■ Work task ■
Within these entries, which lines include the string "JSON"? Copy each one.

-- Material for this task follows --

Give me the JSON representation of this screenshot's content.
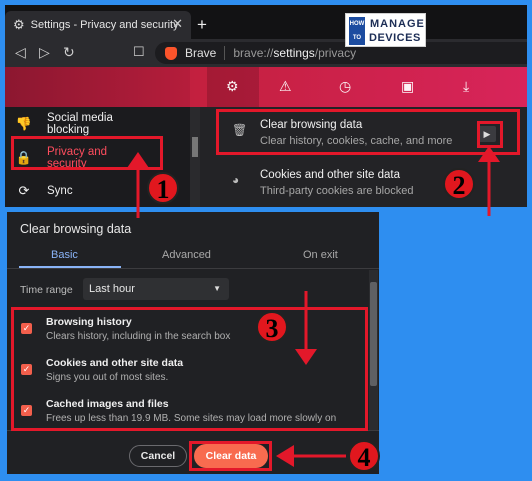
{
  "browser": {
    "tab_title": "Settings - Privacy and security",
    "new_tab": "+",
    "brave_label": "Brave",
    "url_scheme": "brave://",
    "url_host": "settings",
    "url_path": "/privacy"
  },
  "logo": {
    "how_to": "HOW TO",
    "line1": "MANAGE",
    "line2": "DEVICES"
  },
  "sidebar": {
    "items": [
      {
        "label_line1": "Social media",
        "label_line2": "blocking"
      },
      {
        "label_line1": "Privacy and",
        "label_line2": "security"
      },
      {
        "label_line1": "Sync",
        "label_line2": ""
      }
    ]
  },
  "settings_rows": [
    {
      "title": "Clear browsing data",
      "subtitle": "Clear history, cookies, cache, and more"
    },
    {
      "title": "Cookies and other site data",
      "subtitle": "Third-party cookies are blocked"
    }
  ],
  "dialog": {
    "title": "Clear browsing data",
    "tabs": [
      "Basic",
      "Advanced",
      "On exit"
    ],
    "time_range_label": "Time range",
    "time_range_value": "Last hour",
    "options": [
      {
        "title": "Browsing history",
        "subtitle": "Clears history, including in the search box",
        "checked": true
      },
      {
        "title": "Cookies and other site data",
        "subtitle": "Signs you out of most sites.",
        "checked": true
      },
      {
        "title": "Cached images and files",
        "subtitle": "Frees up less than 19.9 MB. Some sites may load more slowly on",
        "checked": true
      }
    ],
    "cancel_label": "Cancel",
    "clear_label": "Clear data"
  },
  "annotations": {
    "step1": "1",
    "step2": "2",
    "step3": "3",
    "step4": "4"
  },
  "colors": {
    "accent": "#e3182a",
    "brand": "#fb542b",
    "checkbox": "#f25f4c",
    "clear_button": "#f86b4f",
    "background": "#2e8ef0"
  }
}
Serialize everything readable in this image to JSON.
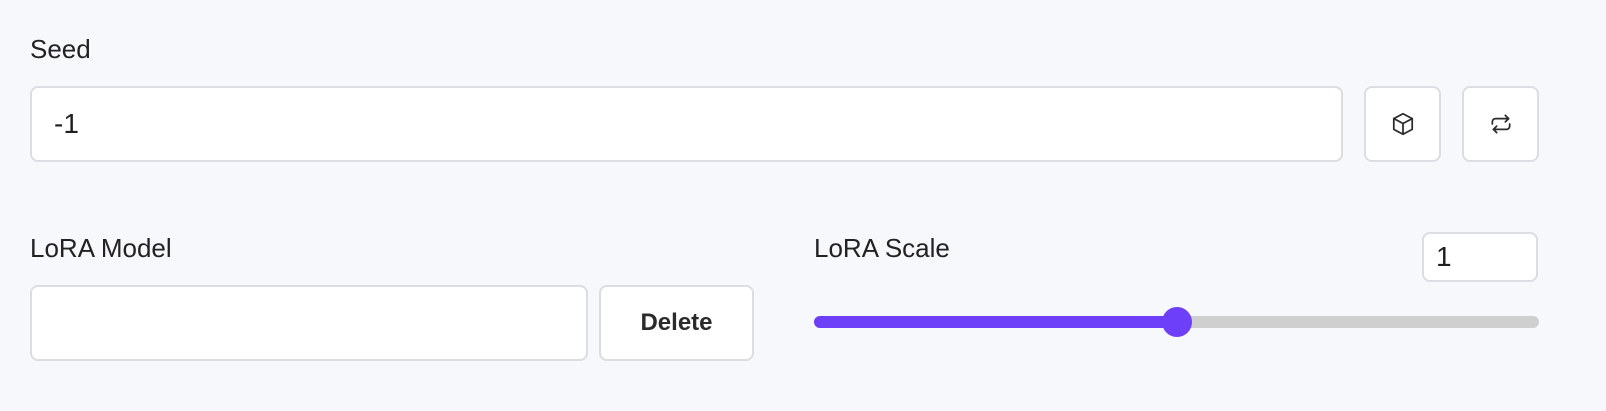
{
  "seed": {
    "label": "Seed",
    "value": "-1",
    "random_button_icon": "cube-icon",
    "reuse_button_icon": "repeat-icon"
  },
  "lora": {
    "model_label": "LoRA Model",
    "model_value": "",
    "delete_label": "Delete",
    "scale_label": "LoRA Scale",
    "scale_value": "1",
    "scale_slider_fraction": 0.5
  },
  "colors": {
    "accent": "#6e3ff8",
    "track": "#cfcfcf",
    "background": "#f7f8fc",
    "border": "#dcdde3"
  }
}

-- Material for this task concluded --

■ Solution to this exercise ■
Give me the JSON representation of this screenshot's content.
Serialize everything readable in this image to JSON.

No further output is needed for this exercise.